• [Your assignment] Copy the entries exactly. Leave nothing out and add nothing.
^^^^^^^^
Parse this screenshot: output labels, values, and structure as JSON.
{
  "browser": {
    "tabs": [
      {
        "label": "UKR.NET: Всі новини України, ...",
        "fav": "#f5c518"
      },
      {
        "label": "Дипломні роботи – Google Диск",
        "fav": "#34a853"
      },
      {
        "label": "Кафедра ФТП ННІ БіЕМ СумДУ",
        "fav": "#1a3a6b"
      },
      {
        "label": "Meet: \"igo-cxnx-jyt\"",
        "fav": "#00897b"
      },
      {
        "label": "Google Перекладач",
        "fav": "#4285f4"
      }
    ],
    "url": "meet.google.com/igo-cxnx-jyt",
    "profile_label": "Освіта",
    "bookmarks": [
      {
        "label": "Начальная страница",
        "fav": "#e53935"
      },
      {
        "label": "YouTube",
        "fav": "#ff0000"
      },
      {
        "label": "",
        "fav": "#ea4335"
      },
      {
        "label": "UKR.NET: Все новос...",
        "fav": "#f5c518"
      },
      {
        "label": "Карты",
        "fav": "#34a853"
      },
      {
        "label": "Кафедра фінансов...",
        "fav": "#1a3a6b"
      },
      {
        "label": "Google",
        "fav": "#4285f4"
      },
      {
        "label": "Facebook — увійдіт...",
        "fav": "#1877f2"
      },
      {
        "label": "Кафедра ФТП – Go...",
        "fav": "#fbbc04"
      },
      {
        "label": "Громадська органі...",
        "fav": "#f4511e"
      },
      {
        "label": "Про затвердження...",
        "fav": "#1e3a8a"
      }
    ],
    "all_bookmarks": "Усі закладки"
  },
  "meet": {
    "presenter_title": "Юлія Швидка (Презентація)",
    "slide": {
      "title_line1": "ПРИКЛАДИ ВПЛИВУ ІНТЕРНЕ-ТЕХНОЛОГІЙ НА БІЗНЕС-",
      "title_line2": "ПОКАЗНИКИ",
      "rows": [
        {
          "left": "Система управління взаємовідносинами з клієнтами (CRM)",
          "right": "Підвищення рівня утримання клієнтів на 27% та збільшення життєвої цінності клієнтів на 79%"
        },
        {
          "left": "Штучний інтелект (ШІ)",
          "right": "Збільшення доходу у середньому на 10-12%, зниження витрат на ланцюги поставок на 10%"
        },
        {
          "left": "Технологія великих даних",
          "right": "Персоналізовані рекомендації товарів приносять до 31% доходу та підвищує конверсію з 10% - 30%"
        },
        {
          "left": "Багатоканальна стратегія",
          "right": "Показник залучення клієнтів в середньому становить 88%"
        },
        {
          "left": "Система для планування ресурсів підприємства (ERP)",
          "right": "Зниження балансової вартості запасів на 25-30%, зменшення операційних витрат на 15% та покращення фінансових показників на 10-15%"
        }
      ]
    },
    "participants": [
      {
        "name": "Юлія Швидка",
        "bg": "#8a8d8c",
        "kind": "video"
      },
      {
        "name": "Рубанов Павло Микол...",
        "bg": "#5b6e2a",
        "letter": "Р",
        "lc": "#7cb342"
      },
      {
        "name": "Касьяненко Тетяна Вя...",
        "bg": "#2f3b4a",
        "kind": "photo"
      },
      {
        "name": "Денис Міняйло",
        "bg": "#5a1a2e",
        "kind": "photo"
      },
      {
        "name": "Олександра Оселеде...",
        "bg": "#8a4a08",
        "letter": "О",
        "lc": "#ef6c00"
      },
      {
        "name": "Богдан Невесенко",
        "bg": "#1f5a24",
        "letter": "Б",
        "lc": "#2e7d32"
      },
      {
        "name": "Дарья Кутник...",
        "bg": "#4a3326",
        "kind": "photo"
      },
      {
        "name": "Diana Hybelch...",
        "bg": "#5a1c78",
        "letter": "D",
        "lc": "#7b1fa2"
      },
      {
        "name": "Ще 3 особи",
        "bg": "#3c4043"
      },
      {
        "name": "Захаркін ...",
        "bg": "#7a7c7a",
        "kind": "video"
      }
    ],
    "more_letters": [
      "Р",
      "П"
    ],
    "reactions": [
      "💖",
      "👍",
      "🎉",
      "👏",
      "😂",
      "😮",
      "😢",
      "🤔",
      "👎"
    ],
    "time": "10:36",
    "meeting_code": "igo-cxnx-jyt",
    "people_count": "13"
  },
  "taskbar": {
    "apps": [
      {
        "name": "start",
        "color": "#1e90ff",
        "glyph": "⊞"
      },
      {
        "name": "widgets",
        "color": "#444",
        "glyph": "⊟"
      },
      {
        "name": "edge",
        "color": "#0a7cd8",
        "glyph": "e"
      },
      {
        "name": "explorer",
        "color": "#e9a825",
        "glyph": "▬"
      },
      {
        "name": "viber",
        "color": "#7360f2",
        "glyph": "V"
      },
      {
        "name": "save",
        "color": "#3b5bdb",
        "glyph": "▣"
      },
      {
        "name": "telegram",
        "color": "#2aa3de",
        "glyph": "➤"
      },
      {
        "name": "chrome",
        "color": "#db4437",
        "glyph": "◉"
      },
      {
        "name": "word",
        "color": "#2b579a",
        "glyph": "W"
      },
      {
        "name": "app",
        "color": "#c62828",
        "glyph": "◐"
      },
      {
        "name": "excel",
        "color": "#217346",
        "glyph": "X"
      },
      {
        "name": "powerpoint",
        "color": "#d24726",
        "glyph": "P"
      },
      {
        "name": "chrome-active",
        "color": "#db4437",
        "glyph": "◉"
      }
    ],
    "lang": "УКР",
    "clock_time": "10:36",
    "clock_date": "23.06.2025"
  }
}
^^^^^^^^
• [Task answer]
Parse this screenshot: output labels, values, and structure as JSON.
{
  "browser": {
    "tabs": [
      {
        "label": "UKR.NET: Всі новини України, ...",
        "fav": "#f5c518"
      },
      {
        "label": "Дипломні роботи – Google Диск",
        "fav": "#34a853"
      },
      {
        "label": "Кафедра ФТП ННІ БіЕМ СумДУ",
        "fav": "#1a3a6b"
      },
      {
        "label": "Meet: \"igo-cxnx-jyt\"",
        "fav": "#00897b"
      },
      {
        "label": "Google Перекладач",
        "fav": "#4285f4"
      }
    ],
    "url": "meet.google.com/igo-cxnx-jyt",
    "profile_label": "Освіта",
    "bookmarks": [
      {
        "label": "Начальная страница",
        "fav": "#e53935"
      },
      {
        "label": "YouTube",
        "fav": "#ff0000"
      },
      {
        "label": "",
        "fav": "#ea4335"
      },
      {
        "label": "UKR.NET: Все новос...",
        "fav": "#f5c518"
      },
      {
        "label": "Карты",
        "fav": "#34a853"
      },
      {
        "label": "Кафедра фінансов...",
        "fav": "#1a3a6b"
      },
      {
        "label": "Google",
        "fav": "#4285f4"
      },
      {
        "label": "Facebook — увійдіт...",
        "fav": "#1877f2"
      },
      {
        "label": "Кафедра ФТП – Go...",
        "fav": "#fbbc04"
      },
      {
        "label": "Громадська органі...",
        "fav": "#f4511e"
      },
      {
        "label": "Про затвердження...",
        "fav": "#1e3a8a"
      }
    ],
    "all_bookmarks": "Усі закладки"
  },
  "meet": {
    "presenter_title": "Юлія Швидка (Презентація)",
    "slide": {
      "title_line1": "ПРИКЛАДИ ВПЛИВУ ІНТЕРНЕ-ТЕХНОЛОГІЙ НА БІЗНЕС-",
      "title_line2": "ПОКАЗНИКИ",
      "rows": [
        {
          "left": "Система управління взаємовідносинами з клієнтами (CRM)",
          "right": "Підвищення рівня утримання клієнтів на 27% та збільшення життєвої цінності клієнтів на 79%"
        },
        {
          "left": "Штучний інтелект (ШІ)",
          "right": "Збільшення доходу у середньому на 10-12%, зниження витрат на ланцюги поставок на 10%"
        },
        {
          "left": "Технологія великих даних",
          "right": "Персоналізовані рекомендації товарів приносять до 31% доходу та підвищує конверсію з 10% - 30%"
        },
        {
          "left": "Багатоканальна стратегія",
          "right": "Показник залучення клієнтів в середньому становить 88%"
        },
        {
          "left": "Система для планування ресурсів підприємства (ERP)",
          "right": "Зниження балансової вартості запасів на 25-30%, зменшення операційних витрат на 15% та покращення фінансових показників на 10-15%"
        }
      ]
    },
    "participants": [
      {
        "name": "Юлія Швидка",
        "bg": "#8a8d8c",
        "kind": "video"
      },
      {
        "name": "Рубанов Павло Микол...",
        "bg": "#5b6e2a",
        "letter": "Р",
        "lc": "#7cb342"
      },
      {
        "name": "Касьяненко Тетяна Вя...",
        "bg": "#2f3b4a",
        "kind": "photo"
      },
      {
        "name": "Денис Міняйло",
        "bg": "#5a1a2e",
        "kind": "photo"
      },
      {
        "name": "Олександра Оселеде...",
        "bg": "#8a4a08",
        "letter": "О",
        "lc": "#ef6c00"
      },
      {
        "name": "Богдан Невесенко",
        "bg": "#1f5a24",
        "letter": "Б",
        "lc": "#2e7d32"
      },
      {
        "name": "Дарья Кутник...",
        "bg": "#4a3326",
        "kind": "photo"
      },
      {
        "name": "Diana Hybelch...",
        "bg": "#5a1c78",
        "letter": "D",
        "lc": "#7b1fa2"
      },
      {
        "name": "Ще 3 особи",
        "bg": "#3c4043"
      },
      {
        "name": "Захаркін ...",
        "bg": "#7a7c7a",
        "kind": "video"
      }
    ],
    "more_letters": [
      "Р",
      "П"
    ],
    "reactions": [
      "💖",
      "👍",
      "🎉",
      "👏",
      "😂",
      "😮",
      "😢",
      "🤔",
      "👎"
    ],
    "time": "10:36",
    "meeting_code": "igo-cxnx-jyt",
    "people_count": "13"
  },
  "taskbar": {
    "apps": [
      {
        "name": "start",
        "color": "#1e90ff",
        "glyph": "⊞"
      },
      {
        "name": "widgets",
        "color": "#444",
        "glyph": "⊟"
      },
      {
        "name": "edge",
        "color": "#0a7cd8",
        "glyph": "e"
      },
      {
        "name": "explorer",
        "color": "#e9a825",
        "glyph": "▬"
      },
      {
        "name": "viber",
        "color": "#7360f2",
        "glyph": "V"
      },
      {
        "name": "save",
        "color": "#3b5bdb",
        "glyph": "▣"
      },
      {
        "name": "telegram",
        "color": "#2aa3de",
        "glyph": "➤"
      },
      {
        "name": "chrome",
        "color": "#db4437",
        "glyph": "◉"
      },
      {
        "name": "word",
        "color": "#2b579a",
        "glyph": "W"
      },
      {
        "name": "app",
        "color": "#c62828",
        "glyph": "◐"
      },
      {
        "name": "excel",
        "color": "#217346",
        "glyph": "X"
      },
      {
        "name": "powerpoint",
        "color": "#d24726",
        "glyph": "P"
      },
      {
        "name": "chrome-active",
        "color": "#db4437",
        "glyph": "◉"
      }
    ],
    "lang": "УКР",
    "clock_time": "10:36",
    "clock_date": "23.06.2025"
  }
}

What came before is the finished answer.